(Data about app and page elements)
■ ■ ■ ■ ■ ■ ■
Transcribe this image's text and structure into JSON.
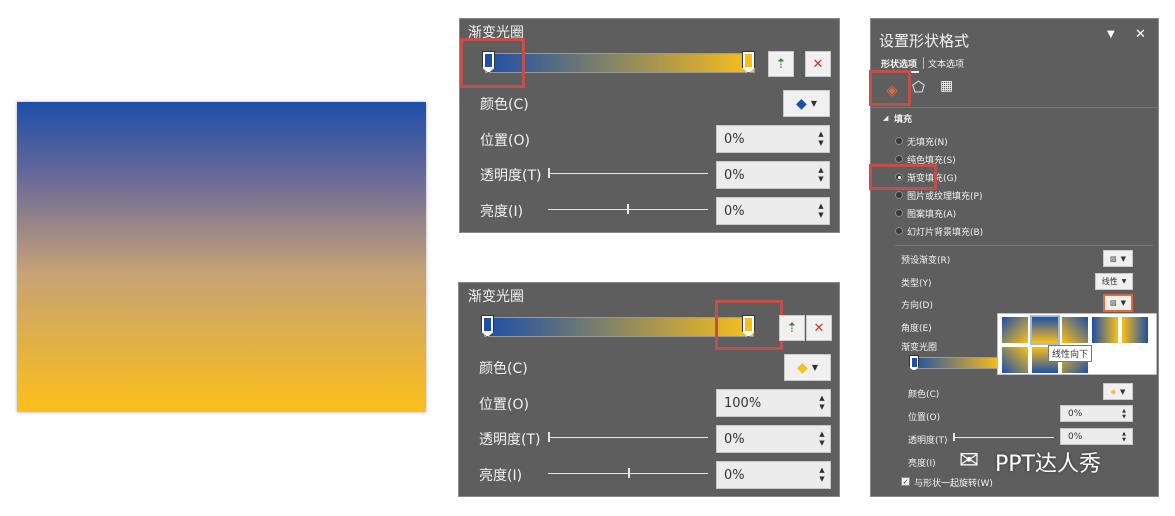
{
  "colors": {
    "gradient_start": "#1d4fa8",
    "gradient_end": "#fbbf1a",
    "panel_bg": "#5e5e5e",
    "highlight": "#c0504d"
  },
  "panel_top": {
    "title": "渐变光圈",
    "color_label": "颜色(C)",
    "position_label": "位置(O)",
    "position_value": "0%",
    "transparency_label": "透明度(T)",
    "transparency_value": "0%",
    "brightness_label": "亮度(I)",
    "brightness_value": "0%",
    "selected_stop": "blue"
  },
  "panel_bottom": {
    "title": "渐变光圈",
    "color_label": "颜色(C)",
    "position_label": "位置(O)",
    "position_value": "100%",
    "transparency_label": "透明度(T)",
    "transparency_value": "0%",
    "brightness_label": "亮度(I)",
    "brightness_value": "0%",
    "selected_stop": "yellow"
  },
  "format_pane": {
    "title": "设置形状格式",
    "tab_shape": "形状选项",
    "tab_text": "文本选项",
    "section_fill": "填充",
    "fill_options": [
      "无填充(N)",
      "纯色填充(S)",
      "渐变填充(G)",
      "图片或纹理填充(P)",
      "图案填充(A)",
      "幻灯片背景填充(B)"
    ],
    "selected_fill": "渐变填充(G)",
    "preset_label": "预设渐变(R)",
    "type_label": "类型(Y)",
    "type_value": "线性",
    "direction_label": "方向(D)",
    "angle_label": "角度(E)",
    "stops_label": "渐变光圈",
    "color_label": "颜色(C)",
    "position_label": "位置(O)",
    "position_value": "0%",
    "transparency_label": "透明度(T)",
    "transparency_value": "0%",
    "brightness_label": "亮度(I)",
    "rotate_label": "与形状一起旋转(W)",
    "tooltip": "线性向下"
  },
  "watermark": {
    "text": "PPT达人秀"
  }
}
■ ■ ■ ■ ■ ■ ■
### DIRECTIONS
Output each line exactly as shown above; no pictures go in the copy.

### TASK SOLUTION
Transcribe this image's text and structure into JSON.
{
  "colors": {
    "gradient_start": "#1d4fa8",
    "gradient_end": "#fbbf1a",
    "panel_bg": "#5e5e5e",
    "highlight": "#c0504d"
  },
  "panel_top": {
    "title": "渐变光圈",
    "color_label": "颜色(C)",
    "position_label": "位置(O)",
    "position_value": "0%",
    "transparency_label": "透明度(T)",
    "transparency_value": "0%",
    "brightness_label": "亮度(I)",
    "brightness_value": "0%",
    "selected_stop": "blue"
  },
  "panel_bottom": {
    "title": "渐变光圈",
    "color_label": "颜色(C)",
    "position_label": "位置(O)",
    "position_value": "100%",
    "transparency_label": "透明度(T)",
    "transparency_value": "0%",
    "brightness_label": "亮度(I)",
    "brightness_value": "0%",
    "selected_stop": "yellow"
  },
  "format_pane": {
    "title": "设置形状格式",
    "tab_shape": "形状选项",
    "tab_text": "文本选项",
    "section_fill": "填充",
    "fill_options": [
      "无填充(N)",
      "纯色填充(S)",
      "渐变填充(G)",
      "图片或纹理填充(P)",
      "图案填充(A)",
      "幻灯片背景填充(B)"
    ],
    "selected_fill": "渐变填充(G)",
    "preset_label": "预设渐变(R)",
    "type_label": "类型(Y)",
    "type_value": "线性",
    "direction_label": "方向(D)",
    "angle_label": "角度(E)",
    "stops_label": "渐变光圈",
    "color_label": "颜色(C)",
    "position_label": "位置(O)",
    "position_value": "0%",
    "transparency_label": "透明度(T)",
    "transparency_value": "0%",
    "brightness_label": "亮度(I)",
    "rotate_label": "与形状一起旋转(W)",
    "tooltip": "线性向下"
  },
  "watermark": {
    "text": "PPT达人秀"
  }
}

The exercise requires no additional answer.